25. The learned vakil for the respondent also contended that the option is void as offending the rule against perpetuities. If it created ah interest in land, this contention is correct. But in India it cannot create an interest in land, whatever the rule in England may be. As a right ex contractu intended to be exercised at a stated time (ranging within one month) by the optionees or their representative and assigns, it does not tie up the land and cannot offend the rule against perpetuities [see Charamudi v. Raghavulu (1916) 28 M.L.J. 471 followed in Raja of Karvetnagar v. Velayuda Reddy (1915) 18 M.L.T. 83.
26. The assignment to the plaintiff is therefore valid. The further question argued by the appellant's vakil that Exs. B and B-1, on their true construction, amount to a mortgage does not arise. The fact of a long term is in favour of the appellant [see Swaminatha Aiyar v. Appaswami Aiyar (1915) 27 I.C. 305. Madhab Charan Das v. Rajani Mohan Das (1921) 64 I.C. 583 and Modhu Sudani Das v. Rhidoy Moni Baistabi (1901) 6 C.W.N. 192. The oral evidence as to the produce of the lands also seems to be in his favour, but: there is no evidence as to the prices of grains in 1890. On the other hand Exs. II, III, III (a) and IV suggest that the lands are of poor quality and, on a former occasion, this High Court held that the documents do not amount to a mortgage [Ex. I (b)]. This judgment does not constitute res judicata. It is not necessary to pursue this point further.

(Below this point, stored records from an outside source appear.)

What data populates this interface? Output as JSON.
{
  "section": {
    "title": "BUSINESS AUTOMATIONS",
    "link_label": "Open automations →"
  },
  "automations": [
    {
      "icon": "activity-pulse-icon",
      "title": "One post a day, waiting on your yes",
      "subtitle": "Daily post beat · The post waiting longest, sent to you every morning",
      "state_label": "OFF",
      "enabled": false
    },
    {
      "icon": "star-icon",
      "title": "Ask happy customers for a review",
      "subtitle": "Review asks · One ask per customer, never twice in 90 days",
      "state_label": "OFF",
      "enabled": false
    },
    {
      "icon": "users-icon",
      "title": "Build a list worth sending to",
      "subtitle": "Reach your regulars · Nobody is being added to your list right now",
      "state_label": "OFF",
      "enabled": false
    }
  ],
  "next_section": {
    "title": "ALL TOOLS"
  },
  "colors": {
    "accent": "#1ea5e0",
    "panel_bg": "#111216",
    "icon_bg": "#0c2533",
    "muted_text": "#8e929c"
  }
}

27. In the result I agree with my learned brother that the appeal should be allowed and with the order proposed by him.